_Task instructions_
Your copy should match the entries exactly, with no images carried over.

Excerpts from a dataset
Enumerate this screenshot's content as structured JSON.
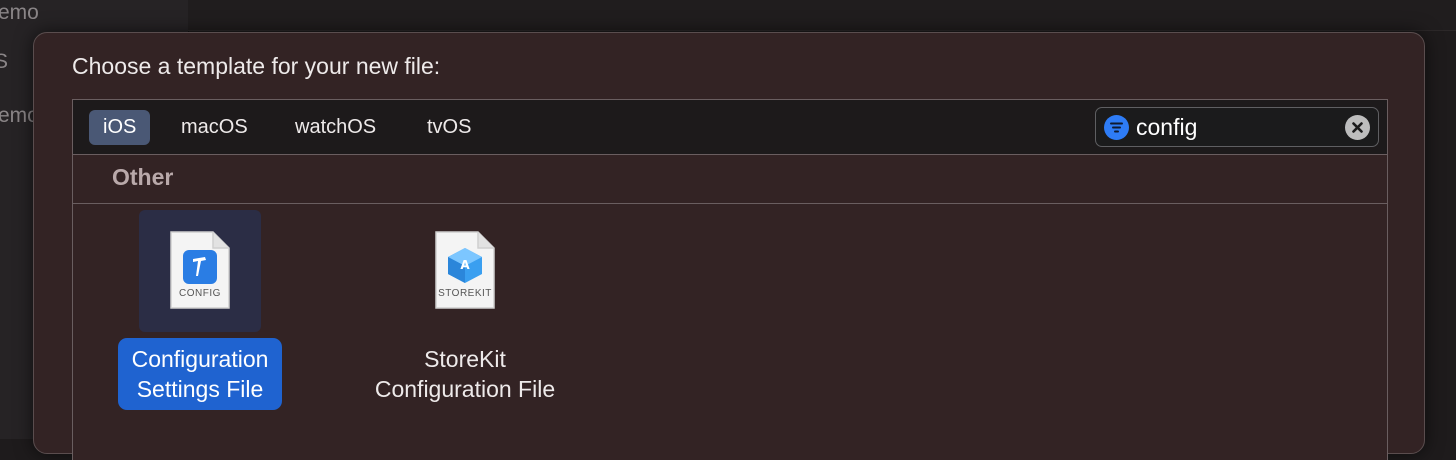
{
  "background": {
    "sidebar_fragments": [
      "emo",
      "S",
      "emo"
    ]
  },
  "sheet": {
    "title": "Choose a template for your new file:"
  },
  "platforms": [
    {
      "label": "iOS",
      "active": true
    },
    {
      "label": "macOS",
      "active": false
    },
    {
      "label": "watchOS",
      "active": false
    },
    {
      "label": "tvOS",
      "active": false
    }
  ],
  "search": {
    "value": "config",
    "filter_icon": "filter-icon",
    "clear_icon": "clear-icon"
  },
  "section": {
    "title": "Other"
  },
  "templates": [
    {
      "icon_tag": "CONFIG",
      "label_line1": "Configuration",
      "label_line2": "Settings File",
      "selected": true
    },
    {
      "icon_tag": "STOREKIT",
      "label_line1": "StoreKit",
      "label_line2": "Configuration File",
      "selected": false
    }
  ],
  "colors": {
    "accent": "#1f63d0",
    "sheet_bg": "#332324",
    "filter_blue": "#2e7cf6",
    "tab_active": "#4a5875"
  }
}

_Output of the exercise_
Enumerate this screenshot's content as structured JSON.
{
  "background": {
    "sidebar_fragments": [
      "emo",
      "S",
      "emo"
    ]
  },
  "sheet": {
    "title": "Choose a template for your new file:"
  },
  "platforms": [
    {
      "label": "iOS",
      "active": true
    },
    {
      "label": "macOS",
      "active": false
    },
    {
      "label": "watchOS",
      "active": false
    },
    {
      "label": "tvOS",
      "active": false
    }
  ],
  "search": {
    "value": "config",
    "filter_icon": "filter-icon",
    "clear_icon": "clear-icon"
  },
  "section": {
    "title": "Other"
  },
  "templates": [
    {
      "icon_tag": "CONFIG",
      "label_line1": "Configuration",
      "label_line2": "Settings File",
      "selected": true
    },
    {
      "icon_tag": "STOREKIT",
      "label_line1": "StoreKit",
      "label_line2": "Configuration File",
      "selected": false
    }
  ],
  "colors": {
    "accent": "#1f63d0",
    "sheet_bg": "#332324",
    "filter_blue": "#2e7cf6",
    "tab_active": "#4a5875"
  }
}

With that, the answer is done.